I just finished reading A Schoolteacher in Old Alaska: The Story of Hannah Breece.
This book was given to me by a dear friend from high school.
She lives in Maine. We stay in touch sporadically but are regularly in each other's thoughts. Her sweet note accompanying the book said she'd had the book on her bedside for quite awhile waiting to get it sent to me. She said she'd miss having it there to remind her of me and our Alaska adventures, so she replaced it with a picture of us. I was so touched. She is a sweetheart, my friend Kathy.
AND, this is a book I had been eyeing for a couple years but had not yet bought.

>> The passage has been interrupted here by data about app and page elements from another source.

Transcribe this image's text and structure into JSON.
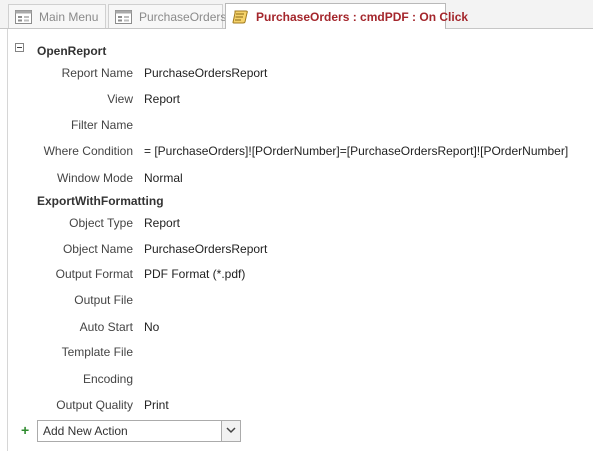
{
  "tabs": [
    {
      "label": "Main Menu",
      "icon": "form-icon",
      "active": false
    },
    {
      "label": "PurchaseOrders",
      "icon": "form-icon",
      "active": false
    },
    {
      "label": "PurchaseOrders : cmdPDF : On Click",
      "icon": "macro-icon",
      "active": true
    }
  ],
  "actions": [
    {
      "name": "OpenReport",
      "args": [
        {
          "label": "Report Name",
          "value": "PurchaseOrdersReport"
        },
        {
          "label": "View",
          "value": "Report"
        },
        {
          "label": "Filter Name",
          "value": ""
        },
        {
          "label": "Where Condition",
          "value": "= [PurchaseOrders]![POrderNumber]=[PurchaseOrdersReport]![POrderNumber]"
        },
        {
          "label": "Window Mode",
          "value": "Normal"
        }
      ]
    },
    {
      "name": "ExportWithFormatting",
      "args": [
        {
          "label": "Object Type",
          "value": "Report"
        },
        {
          "label": "Object Name",
          "value": "PurchaseOrdersReport"
        },
        {
          "label": "Output Format",
          "value": "PDF Format (*.pdf)"
        },
        {
          "label": "Output File",
          "value": ""
        },
        {
          "label": "Auto Start",
          "value": "No"
        },
        {
          "label": "Template File",
          "value": ""
        },
        {
          "label": "Encoding",
          "value": ""
        },
        {
          "label": "Output Quality",
          "value": "Print"
        }
      ]
    }
  ],
  "add_action": {
    "plus": "+",
    "value": "Add New Action"
  },
  "colors": {
    "active_tab_text": "#a4262c",
    "plus_green": "#2e8b2e"
  }
}
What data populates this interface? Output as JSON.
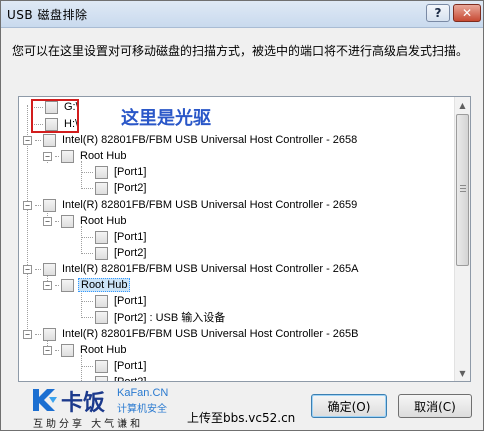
{
  "window": {
    "title": "USB 磁盘排除",
    "help_label": "?",
    "close_label": "✕"
  },
  "instruction": "您可以在这里设置对可移动磁盘的扫描方式，被选中的端口将不进行高级启发式扫描。",
  "annotation": "这里是光驱",
  "tree": {
    "drive_g": "G:\\",
    "drive_h": "H:\\",
    "controller_2658": "Intel(R) 82801FB/FBM USB Universal Host Controller - 2658",
    "controller_2659": "Intel(R) 82801FB/FBM USB Universal Host Controller - 2659",
    "controller_265a": "Intel(R) 82801FB/FBM USB Universal Host Controller - 265A",
    "controller_265b": "Intel(R) 82801FB/FBM USB Universal Host Controller - 265B",
    "root_hub": "Root Hub",
    "port1": "[Port1]",
    "port2": "[Port2]",
    "port2_device": "[Port2] : USB 输入设备",
    "expander_minus": "−"
  },
  "footer": {
    "logo_cn": "卡饭",
    "logo_en": "KaFan.CN",
    "logo_sub": "计算机安全",
    "logo_slogan": "互助分享  大气谦和",
    "upload_text": "上传至bbs.vc52.cn",
    "ok_label": "确定(O)",
    "cancel_label": "取消(C)"
  },
  "colors": {
    "annotation": "#2a57c8",
    "highlight": "#d21d1d",
    "selection": "#cce4f7"
  }
}
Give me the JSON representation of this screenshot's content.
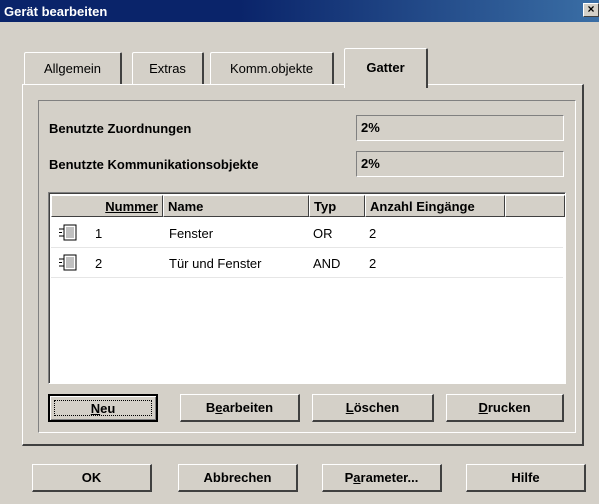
{
  "window": {
    "title": "Gerät bearbeiten",
    "close_glyph": "×"
  },
  "tabs": [
    {
      "label": "Allgemein",
      "active": false
    },
    {
      "label": "Extras",
      "active": false
    },
    {
      "label": "Komm.objekte",
      "active": false
    },
    {
      "label": "Gatter",
      "active": true
    }
  ],
  "usage": {
    "assignments_label": "Benutzte Zuordnungen",
    "assignments_value": "2%",
    "comm_objects_label": "Benutzte Kommunikationsobjekte",
    "comm_objects_value": "2%"
  },
  "gate_list": {
    "columns": [
      "Nummer",
      "Name",
      "Typ",
      "Anzahl Eingänge"
    ],
    "rows": [
      {
        "nummer": "1",
        "name": "Fenster",
        "typ": "OR",
        "eingaenge": "2",
        "icon": "gate-icon"
      },
      {
        "nummer": "2",
        "name": "Tür und Fenster",
        "typ": "AND",
        "eingaenge": "2",
        "icon": "gate-icon"
      }
    ]
  },
  "list_buttons": {
    "neu": {
      "mnemonic": "N",
      "rest": "eu"
    },
    "bearbeiten": {
      "pre": "B",
      "mnemonic": "e",
      "rest": "arbeiten"
    },
    "loeschen": {
      "mnemonic": "L",
      "rest": "öschen"
    },
    "drucken": {
      "mnemonic": "D",
      "rest": "rucken"
    }
  },
  "dialog_buttons": {
    "ok": "OK",
    "cancel": "Abbrechen",
    "parameter": {
      "pre": "P",
      "mnemonic": "a",
      "rest": "rameter..."
    },
    "help": "Hilfe"
  },
  "colors": {
    "face": "#d4d0c8",
    "title_start": "#0a246a",
    "title_end": "#3a6ea5"
  }
}
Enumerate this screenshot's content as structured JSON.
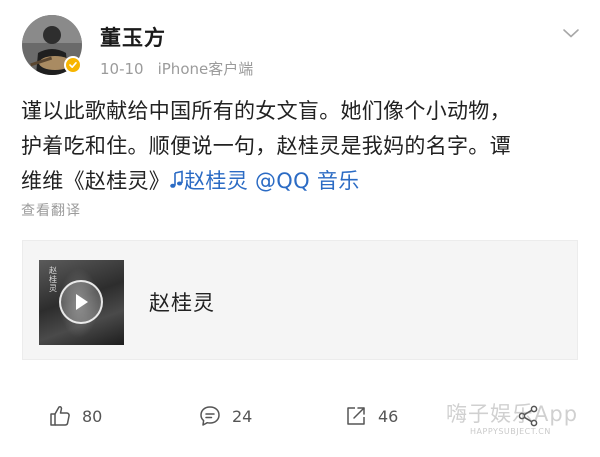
{
  "post": {
    "author": {
      "name": "董玉方",
      "verified": true,
      "badge_color": "#f7b500"
    },
    "meta": {
      "date": "10-10",
      "source": "iPhone客户端"
    },
    "text": {
      "line1": "谨以此歌献给中国所有的女文盲。她们像个小动物，",
      "line2": "护着吃和住。顺便说一句，赵桂灵是我妈的名字。谭",
      "line3_prefix": "维维《赵桂灵》",
      "music_link": "赵桂灵",
      "mention": "@QQ 音乐"
    },
    "translate_label": "查看翻译",
    "music_card": {
      "song_title": "赵桂灵",
      "cover_text": "赵桂灵",
      "play_icon": "play-icon"
    },
    "actions": {
      "likes": "80",
      "comments": "24",
      "reposts": "46"
    },
    "watermark": {
      "main": "嗨子娱乐App",
      "sub": "HAPPYSUBJECT.CN"
    },
    "colors": {
      "link": "#2b6bc4",
      "meta_gray": "#9b9b9b",
      "card_bg": "#f5f5f5"
    }
  }
}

I was excited to dive in and began reading it before we left Arizona.
Hannah Breece was quite a woman. She taught school in isolated villages across Alaska for over ten years in the early 1900's. The early 1900's!!! She was strong and brave, a good teacher, a Christian woman who was passionate about temperance, and wanted to be sent to remote places where she was needed the most. She loved getting a new school established in a village that previously had none. She loved her pupils, the community, and loved seeing them catch the spark education gives those hungry to learn. She never stayed in any one place more than three years, always wanting to move on to ignite that spark in other places where no other teacher wanted to go or remain.

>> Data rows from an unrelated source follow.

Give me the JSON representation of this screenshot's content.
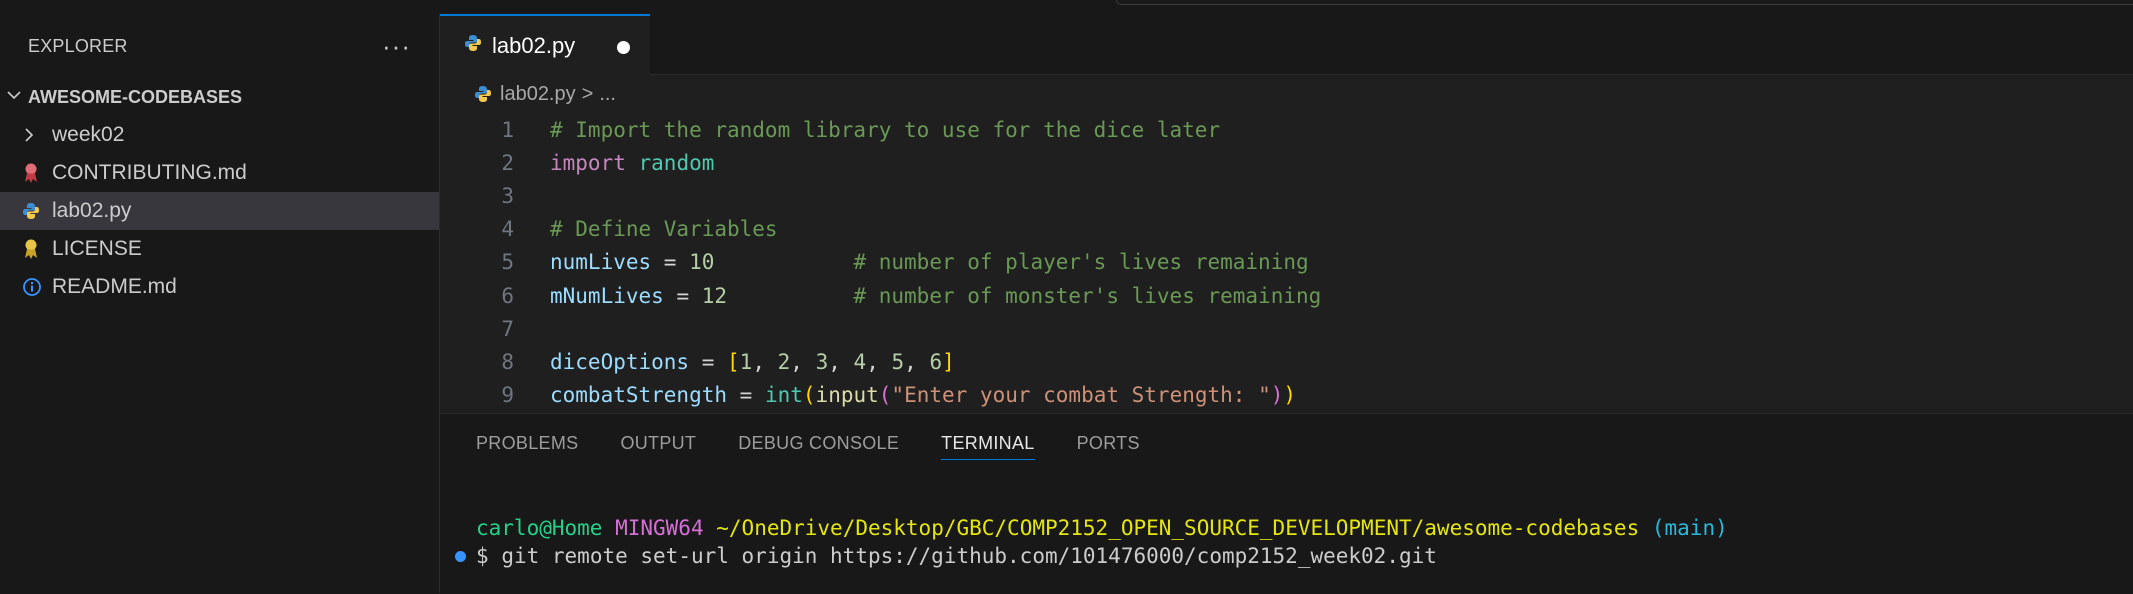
{
  "sidebar": {
    "title": "EXPLORER",
    "more": "···",
    "root": "AWESOME-CODEBASES",
    "items": [
      {
        "label": "week02",
        "type": "folder"
      },
      {
        "label": "CONTRIBUTING.md",
        "type": "contrib"
      },
      {
        "label": "lab02.py",
        "type": "python"
      },
      {
        "label": "LICENSE",
        "type": "license"
      },
      {
        "label": "README.md",
        "type": "info"
      }
    ]
  },
  "editor": {
    "tab": "lab02.py",
    "breadcrumb": {
      "file": "lab02.py",
      "sep": ">",
      "rest": "..."
    },
    "lines": [
      {
        "n": "1",
        "tokens": [
          [
            "comment",
            "# Import the random library to use for the dice later"
          ]
        ]
      },
      {
        "n": "2",
        "tokens": [
          [
            "kw",
            "import"
          ],
          [
            "op",
            " "
          ],
          [
            "mod",
            "random"
          ]
        ]
      },
      {
        "n": "3",
        "tokens": []
      },
      {
        "n": "4",
        "tokens": [
          [
            "comment",
            "# Define Variables"
          ]
        ]
      },
      {
        "n": "5",
        "tokens": [
          [
            "var",
            "numLives"
          ],
          [
            "op",
            " = "
          ],
          [
            "num",
            "10"
          ],
          [
            "op",
            "           "
          ],
          [
            "comment",
            "# number of player's lives remaining"
          ]
        ]
      },
      {
        "n": "6",
        "tokens": [
          [
            "var",
            "mNumLives"
          ],
          [
            "op",
            " = "
          ],
          [
            "num",
            "12"
          ],
          [
            "op",
            "          "
          ],
          [
            "comment",
            "# number of monster's lives remaining"
          ]
        ]
      },
      {
        "n": "7",
        "tokens": []
      },
      {
        "n": "8",
        "tokens": [
          [
            "var",
            "diceOptions"
          ],
          [
            "op",
            " = "
          ],
          [
            "br1",
            "["
          ],
          [
            "num",
            "1"
          ],
          [
            "punc",
            ", "
          ],
          [
            "num",
            "2"
          ],
          [
            "punc",
            ", "
          ],
          [
            "num",
            "3"
          ],
          [
            "punc",
            ", "
          ],
          [
            "num",
            "4"
          ],
          [
            "punc",
            ", "
          ],
          [
            "num",
            "5"
          ],
          [
            "punc",
            ", "
          ],
          [
            "num",
            "6"
          ],
          [
            "br1",
            "]"
          ]
        ]
      },
      {
        "n": "9",
        "tokens": [
          [
            "var",
            "combatStrength"
          ],
          [
            "op",
            " = "
          ],
          [
            "fn-b",
            "int"
          ],
          [
            "br1",
            "("
          ],
          [
            "fn",
            "input"
          ],
          [
            "br2",
            "("
          ],
          [
            "str",
            "\"Enter your combat Strength: \""
          ],
          [
            "br2",
            ")"
          ],
          [
            "br1",
            ")"
          ]
        ]
      }
    ]
  },
  "panel": {
    "tabs": [
      "PROBLEMS",
      "OUTPUT",
      "DEBUG CONSOLE",
      "TERMINAL",
      "PORTS"
    ],
    "active": "TERMINAL",
    "terminal": {
      "user": "carlo@Home",
      "host": "MINGW64",
      "path": "~/OneDrive/Desktop/GBC/COMP2152_OPEN_SOURCE_DEVELOPMENT/awesome-codebases",
      "branch": "(main)",
      "prompt": "$",
      "command": "git remote set-url origin https://github.com/101476000/comp2152_week02.git"
    }
  },
  "colors": {
    "accent": "#0078d4",
    "selection": "#37373d",
    "editor_bg": "#1f1f1f"
  }
}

She did all this in her forties and fifties. She disembarked steamer ships by climbing down rope ladders to a dingy below. She traveled by the assistance of guides she'd never met, trusting them to lead her and protect on the rugged journeys to her posts. She was left waiting alone in isolated places for expected ships delayed by weather. She spent a week alone at one rendezvous spot sleeping in a cache each night to protect herself from bears and wolves. (A cache is one of those elevated little storage cabins. They're on stilts some 15 feet high so that bears and other animals can't get inside. People store their food in there and, as in Hannah's case, it can be used as a safe shelter.)

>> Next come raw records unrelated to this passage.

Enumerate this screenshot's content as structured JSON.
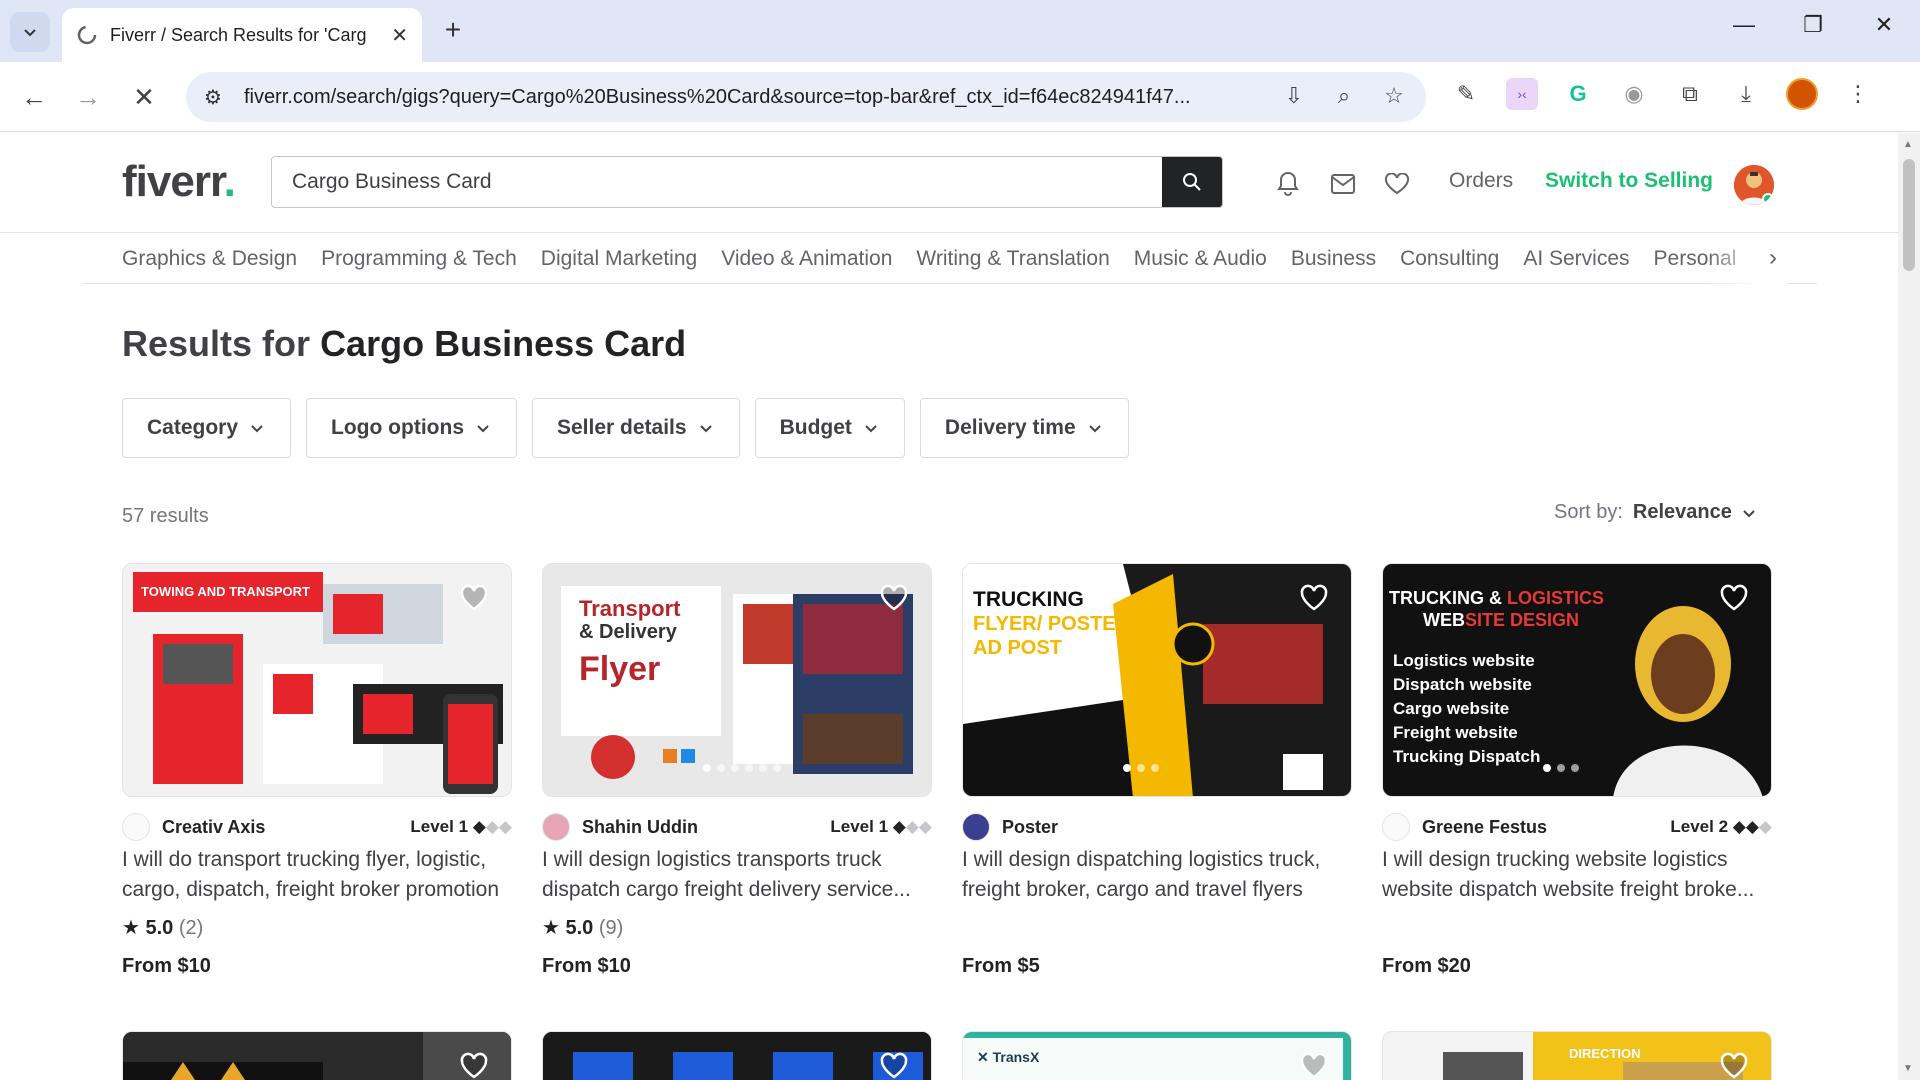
{
  "browser": {
    "tab_title": "Fiverr / Search Results for 'Carg",
    "url": "fiverr.com/search/gigs?query=Cargo%20Business%20Card&source=top-bar&ref_ctx_id=f64ec824941f47..."
  },
  "header": {
    "logo_text": "fiverr",
    "logo_dot": ".",
    "search_value": "Cargo Business Card",
    "orders_label": "Orders",
    "switch_label": "Switch to Selling"
  },
  "categories": [
    "Graphics & Design",
    "Programming & Tech",
    "Digital Marketing",
    "Video & Animation",
    "Writing & Translation",
    "Music & Audio",
    "Business",
    "Consulting",
    "AI Services",
    "Personal"
  ],
  "results": {
    "prefix": "Results for",
    "query": "Cargo Business Card",
    "count": "57 results",
    "sort_label": "Sort by:",
    "sort_value": "Relevance"
  },
  "filters": [
    "Category",
    "Logo options",
    "Seller details",
    "Budget",
    "Delivery time"
  ],
  "gigs": [
    {
      "seller": "Creativ Axis",
      "level": "Level 1",
      "level_on": "◆",
      "level_off": "◆◆",
      "desc": "I will do transport trucking flyer, logistic, cargo, dispatch, freight broker promotion",
      "rating": "5.0",
      "reviews": "(2)",
      "price": "From $10",
      "img_text": "TOWING AND TRANSPORT"
    },
    {
      "seller": "Shahin Uddin",
      "level": "Level 1",
      "level_on": "◆",
      "level_off": "◆◆",
      "desc": "I will design logistics transports truck dispatch cargo freight delivery service...",
      "rating": "5.0",
      "reviews": "(9)",
      "price": "From $10",
      "img_text_1": "Transport",
      "img_text_2": "& Delivery",
      "img_text_3": "Flyer"
    },
    {
      "seller": "Poster",
      "level": "",
      "desc": "I will design dispatching logistics truck, freight broker, cargo and travel flyers",
      "rating": "",
      "reviews": "",
      "price": "From $5",
      "img_text_1": "TRUCKING",
      "img_text_2": "FLYER/ POSTER",
      "img_text_3": "AD POST"
    },
    {
      "seller": "Greene Festus",
      "level": "Level 2",
      "level_on": "◆◆",
      "level_off": "◆",
      "desc": "I will design trucking website logistics website dispatch website freight broke...",
      "rating": "",
      "reviews": "",
      "price": "From $20",
      "img_title": "TRUCKING & LOGISTICS WEBSITE DESIGN",
      "img_bullets": [
        "Logistics website",
        "Dispatch website",
        "Cargo website",
        "Freight website",
        "Trucking Dispatch"
      ]
    }
  ],
  "colors": {
    "brand_green": "#1dbf73",
    "text_dark": "#222325",
    "text_gray": "#62646a"
  }
}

Miss Breece's experiences were so far from any "adventure" I can ever fathom myself doing, I was left very impressed with her grit, her courage, and her determination to avoid self pity, which to her was the worst of all emotions. Her teaching posts were so far off the beaten path (and there were hardly any "beaten paths" in Alaska back then) that she often had to travel on foot, horseback or by dog sled for days before she could even reach the point where she was to await a two week journey by ship. Earthquakes, bears, avalanches, raging rivers, she faced them all. Her memoir only reveals a few hints of fear and dismay. I'm sure she felt them more often, but she refused to dwell on them.
She was an amazing woman. I was so inspired by her stories.